For each line in the records that contains "JSON", make a copy.

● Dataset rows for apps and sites
════

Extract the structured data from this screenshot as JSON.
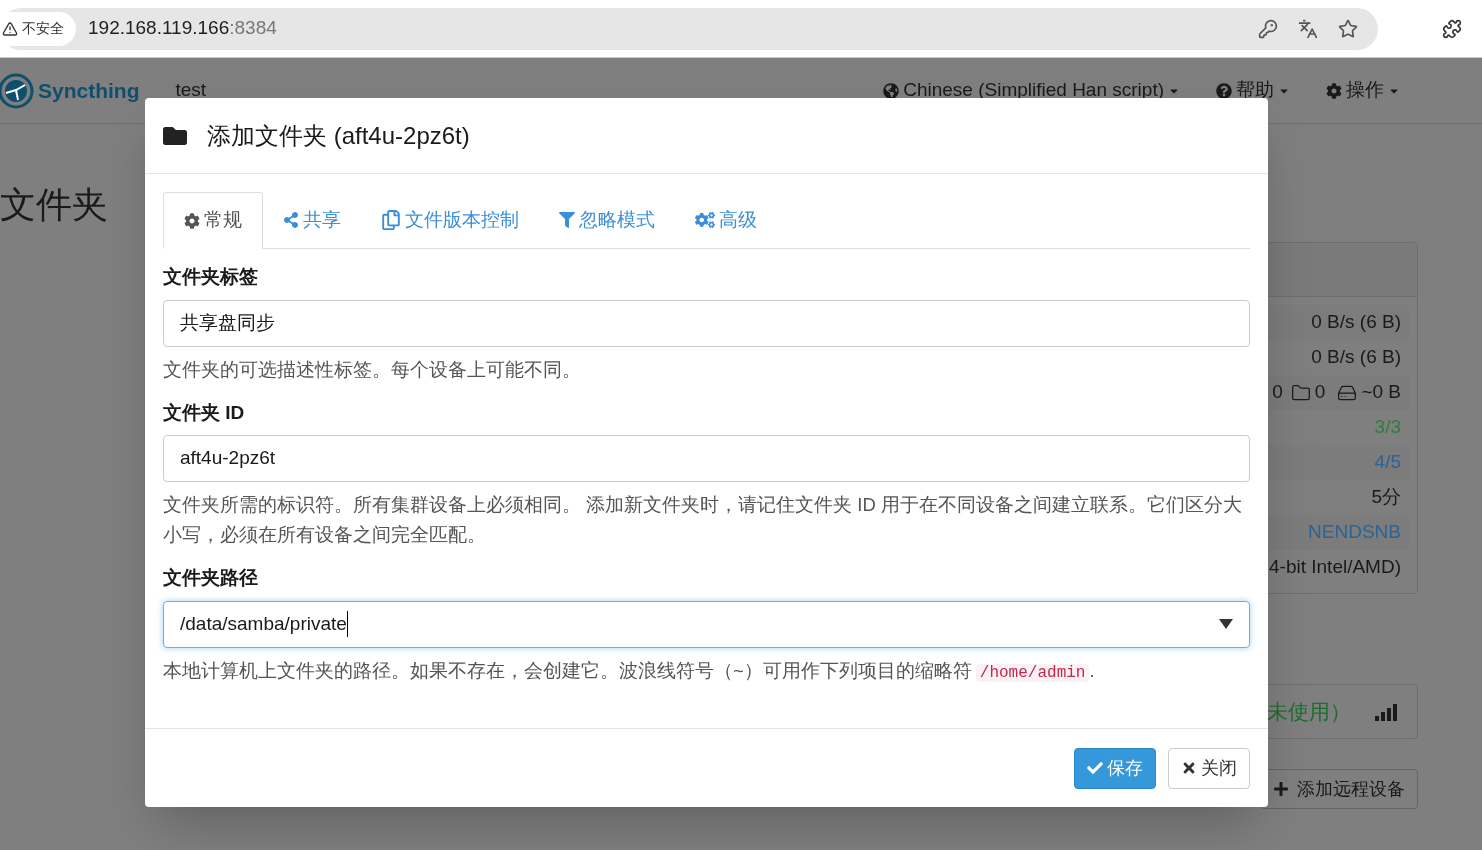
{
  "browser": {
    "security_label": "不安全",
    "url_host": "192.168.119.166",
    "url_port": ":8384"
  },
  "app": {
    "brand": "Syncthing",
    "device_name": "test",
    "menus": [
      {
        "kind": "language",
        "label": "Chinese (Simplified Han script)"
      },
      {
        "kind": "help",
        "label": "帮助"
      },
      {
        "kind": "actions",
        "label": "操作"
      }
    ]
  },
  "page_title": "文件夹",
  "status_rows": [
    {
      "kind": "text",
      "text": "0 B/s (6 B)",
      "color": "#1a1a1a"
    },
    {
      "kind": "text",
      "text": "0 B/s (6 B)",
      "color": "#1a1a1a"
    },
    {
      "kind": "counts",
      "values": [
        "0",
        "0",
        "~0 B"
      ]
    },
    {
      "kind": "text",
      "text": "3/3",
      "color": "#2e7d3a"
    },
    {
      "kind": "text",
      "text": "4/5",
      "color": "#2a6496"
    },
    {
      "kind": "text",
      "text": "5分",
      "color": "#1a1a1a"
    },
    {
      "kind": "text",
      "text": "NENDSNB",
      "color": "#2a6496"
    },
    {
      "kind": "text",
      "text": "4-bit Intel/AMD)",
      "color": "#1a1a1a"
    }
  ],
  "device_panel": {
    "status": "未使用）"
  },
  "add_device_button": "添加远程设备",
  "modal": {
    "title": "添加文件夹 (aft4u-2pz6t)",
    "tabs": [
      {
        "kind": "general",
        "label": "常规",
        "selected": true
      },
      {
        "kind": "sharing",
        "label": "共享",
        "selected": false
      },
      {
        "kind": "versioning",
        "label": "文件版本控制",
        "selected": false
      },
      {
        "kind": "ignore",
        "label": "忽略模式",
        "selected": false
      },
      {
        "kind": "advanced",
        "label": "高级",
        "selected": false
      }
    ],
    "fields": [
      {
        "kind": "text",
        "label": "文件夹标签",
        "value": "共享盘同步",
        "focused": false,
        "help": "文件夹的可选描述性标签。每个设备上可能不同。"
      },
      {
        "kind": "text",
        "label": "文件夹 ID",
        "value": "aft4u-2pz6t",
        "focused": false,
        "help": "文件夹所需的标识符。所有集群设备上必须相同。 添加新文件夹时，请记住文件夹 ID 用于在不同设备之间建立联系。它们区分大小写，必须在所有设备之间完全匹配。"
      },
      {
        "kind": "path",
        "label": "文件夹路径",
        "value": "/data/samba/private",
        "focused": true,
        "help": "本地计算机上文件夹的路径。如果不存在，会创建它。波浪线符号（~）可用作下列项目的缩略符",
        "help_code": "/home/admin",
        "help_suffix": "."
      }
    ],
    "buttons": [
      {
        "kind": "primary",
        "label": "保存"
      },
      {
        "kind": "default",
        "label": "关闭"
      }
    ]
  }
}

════

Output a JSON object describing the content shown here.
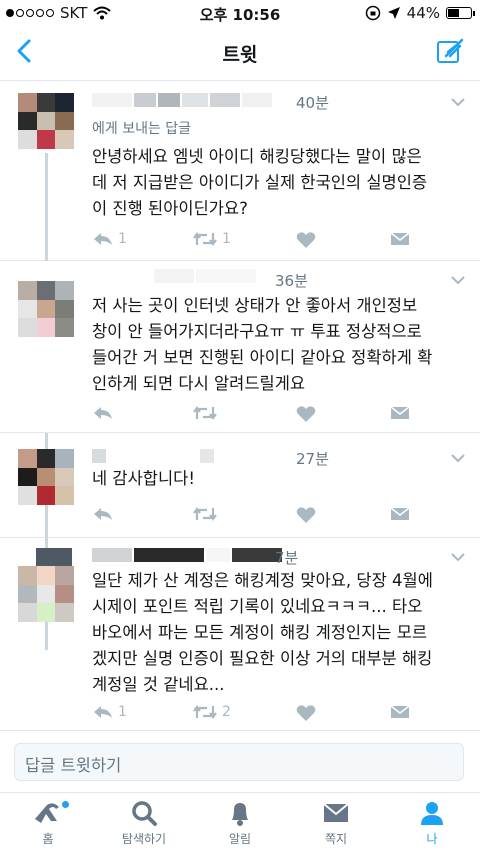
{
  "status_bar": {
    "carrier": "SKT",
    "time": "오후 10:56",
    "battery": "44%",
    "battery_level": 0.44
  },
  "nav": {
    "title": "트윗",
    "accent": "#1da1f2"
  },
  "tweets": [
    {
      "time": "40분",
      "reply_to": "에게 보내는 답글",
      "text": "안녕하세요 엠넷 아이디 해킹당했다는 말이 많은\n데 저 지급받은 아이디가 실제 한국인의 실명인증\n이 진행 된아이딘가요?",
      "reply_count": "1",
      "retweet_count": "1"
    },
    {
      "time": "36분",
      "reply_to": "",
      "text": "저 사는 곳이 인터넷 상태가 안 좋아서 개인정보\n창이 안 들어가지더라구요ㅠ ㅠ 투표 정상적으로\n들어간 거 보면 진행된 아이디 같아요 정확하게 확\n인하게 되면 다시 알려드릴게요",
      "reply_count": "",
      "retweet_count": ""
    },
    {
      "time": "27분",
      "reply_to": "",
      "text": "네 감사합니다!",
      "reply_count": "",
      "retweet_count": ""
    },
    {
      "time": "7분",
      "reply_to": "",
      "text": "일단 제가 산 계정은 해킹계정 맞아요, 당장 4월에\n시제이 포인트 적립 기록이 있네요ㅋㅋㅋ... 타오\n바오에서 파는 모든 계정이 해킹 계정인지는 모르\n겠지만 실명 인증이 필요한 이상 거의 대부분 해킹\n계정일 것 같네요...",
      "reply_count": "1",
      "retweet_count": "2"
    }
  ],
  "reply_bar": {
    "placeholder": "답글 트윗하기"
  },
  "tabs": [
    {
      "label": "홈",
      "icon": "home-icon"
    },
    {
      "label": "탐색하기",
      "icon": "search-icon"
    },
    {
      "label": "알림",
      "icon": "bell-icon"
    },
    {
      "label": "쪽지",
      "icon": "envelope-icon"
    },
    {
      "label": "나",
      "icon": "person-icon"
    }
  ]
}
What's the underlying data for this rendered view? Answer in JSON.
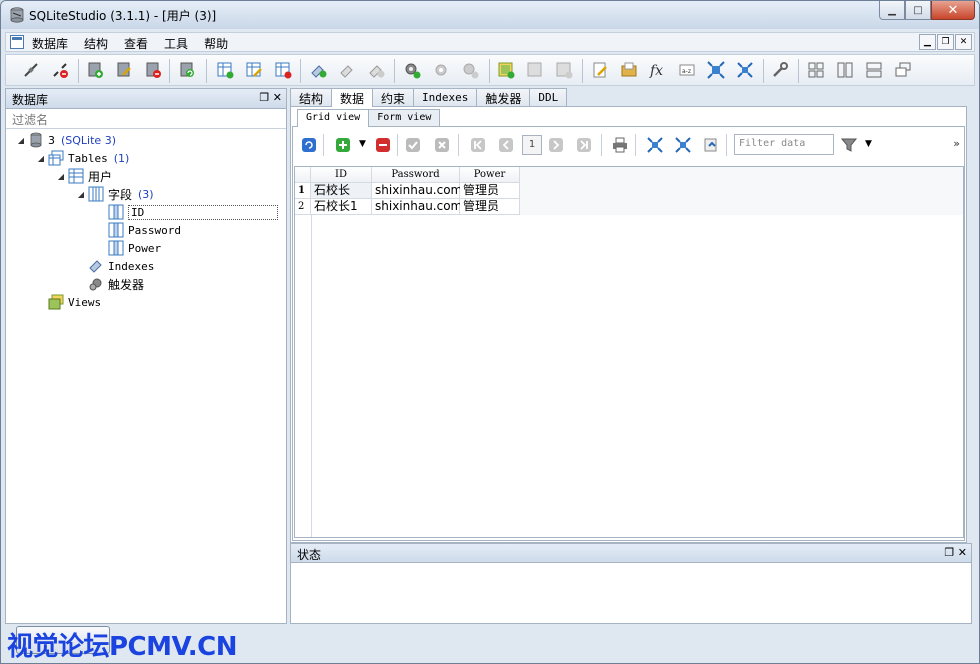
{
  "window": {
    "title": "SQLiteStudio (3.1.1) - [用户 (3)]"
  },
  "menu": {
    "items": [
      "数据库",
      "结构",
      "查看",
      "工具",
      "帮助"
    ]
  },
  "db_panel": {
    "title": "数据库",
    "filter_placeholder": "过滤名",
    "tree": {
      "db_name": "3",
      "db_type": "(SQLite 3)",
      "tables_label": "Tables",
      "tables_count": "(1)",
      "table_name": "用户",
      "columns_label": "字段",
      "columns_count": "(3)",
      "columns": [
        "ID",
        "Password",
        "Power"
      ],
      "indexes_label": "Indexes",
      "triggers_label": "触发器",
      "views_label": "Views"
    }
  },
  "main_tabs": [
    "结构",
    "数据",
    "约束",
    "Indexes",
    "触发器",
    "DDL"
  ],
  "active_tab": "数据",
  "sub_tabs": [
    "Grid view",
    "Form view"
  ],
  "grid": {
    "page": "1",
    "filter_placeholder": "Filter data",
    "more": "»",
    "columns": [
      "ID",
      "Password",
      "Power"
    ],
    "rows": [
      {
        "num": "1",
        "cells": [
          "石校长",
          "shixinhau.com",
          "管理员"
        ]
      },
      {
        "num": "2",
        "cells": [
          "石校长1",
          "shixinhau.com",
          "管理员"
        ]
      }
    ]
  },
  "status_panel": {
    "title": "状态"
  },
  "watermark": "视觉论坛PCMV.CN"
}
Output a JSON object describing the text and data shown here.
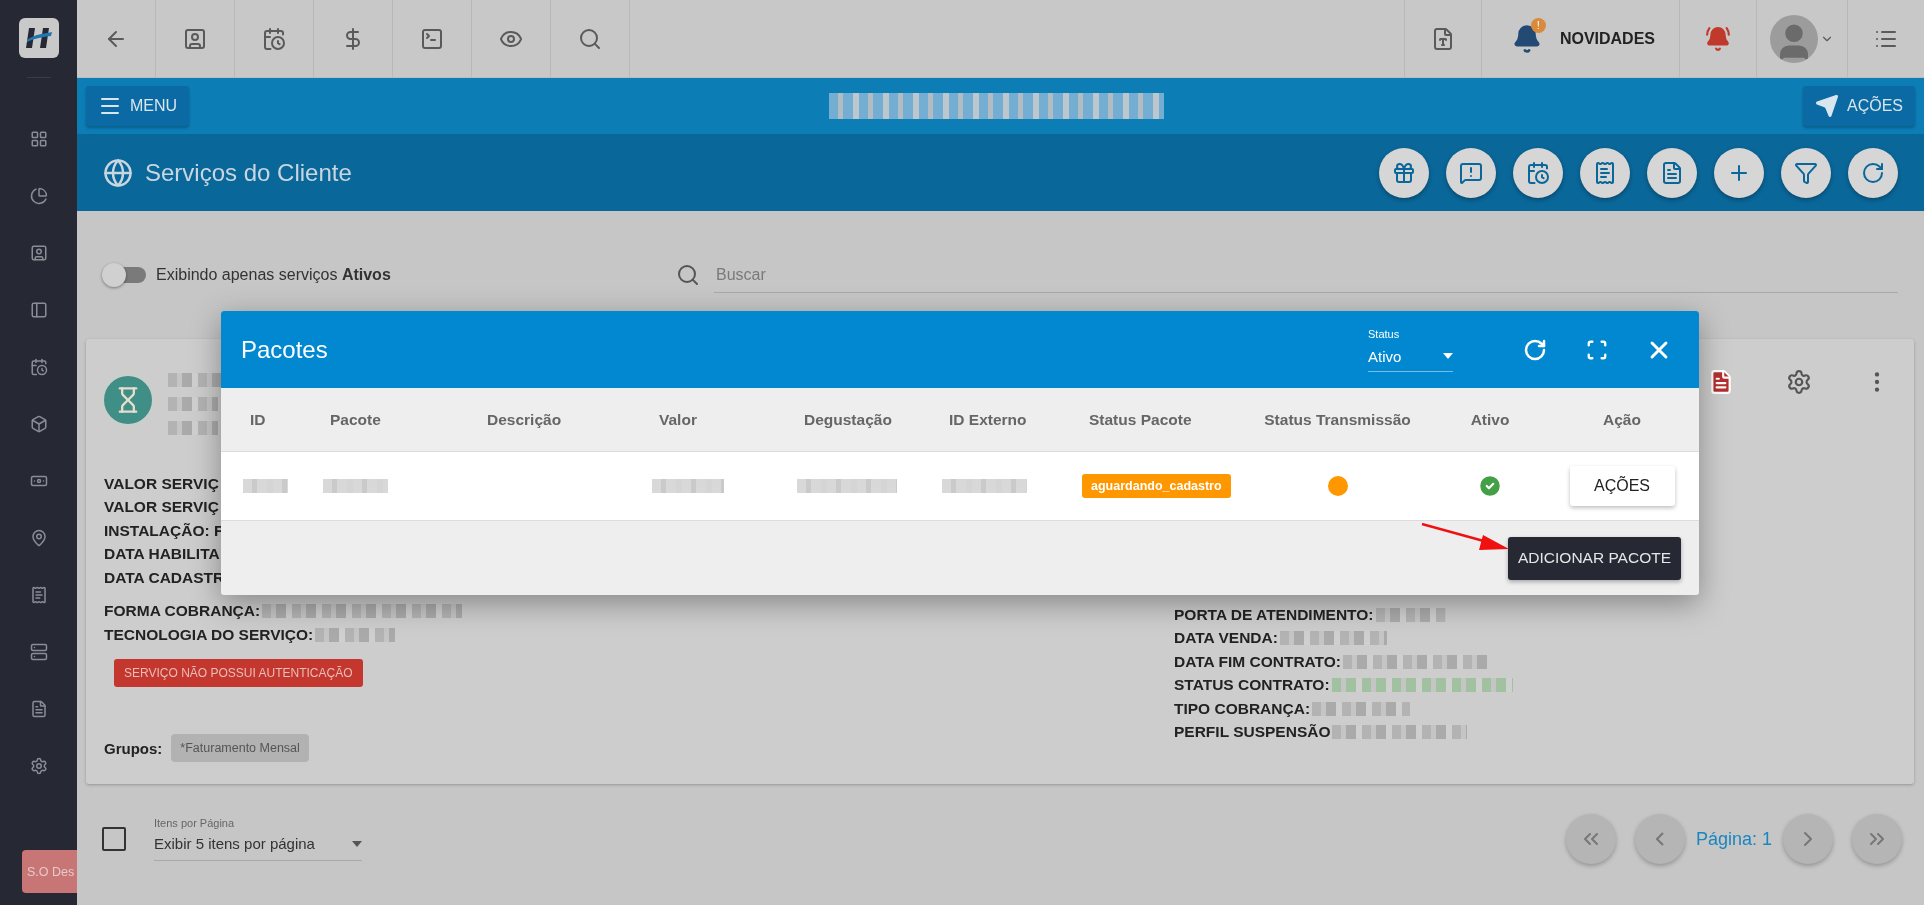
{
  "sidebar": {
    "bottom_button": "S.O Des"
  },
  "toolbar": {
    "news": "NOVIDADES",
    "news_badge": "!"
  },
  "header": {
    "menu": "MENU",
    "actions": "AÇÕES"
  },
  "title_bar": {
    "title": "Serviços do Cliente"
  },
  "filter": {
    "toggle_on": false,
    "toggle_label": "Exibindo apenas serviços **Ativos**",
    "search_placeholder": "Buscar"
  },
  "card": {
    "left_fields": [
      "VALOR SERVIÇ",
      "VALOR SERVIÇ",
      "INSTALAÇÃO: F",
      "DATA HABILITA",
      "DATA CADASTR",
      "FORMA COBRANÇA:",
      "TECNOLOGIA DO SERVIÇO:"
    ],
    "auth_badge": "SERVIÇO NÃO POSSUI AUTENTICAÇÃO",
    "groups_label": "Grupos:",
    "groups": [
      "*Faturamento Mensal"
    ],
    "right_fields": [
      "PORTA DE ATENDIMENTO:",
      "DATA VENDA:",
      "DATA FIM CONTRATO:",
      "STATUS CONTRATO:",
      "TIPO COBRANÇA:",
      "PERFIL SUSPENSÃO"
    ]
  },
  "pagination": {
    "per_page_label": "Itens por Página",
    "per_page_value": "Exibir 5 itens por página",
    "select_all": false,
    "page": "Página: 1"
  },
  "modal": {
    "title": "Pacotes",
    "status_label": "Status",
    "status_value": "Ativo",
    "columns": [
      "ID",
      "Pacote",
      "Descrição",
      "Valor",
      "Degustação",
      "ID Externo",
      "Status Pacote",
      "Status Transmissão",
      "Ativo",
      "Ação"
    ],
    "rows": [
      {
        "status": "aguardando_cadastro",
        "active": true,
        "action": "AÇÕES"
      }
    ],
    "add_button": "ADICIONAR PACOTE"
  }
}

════

● REPLY TO THE EXERCISE
Extract the structured data from this screenshot as JSON.
Output a JSON object describing the content shown here.
What's the underlying data for this rendered view? Answer in JSON.
Output a JSON object describing the text and data shown here.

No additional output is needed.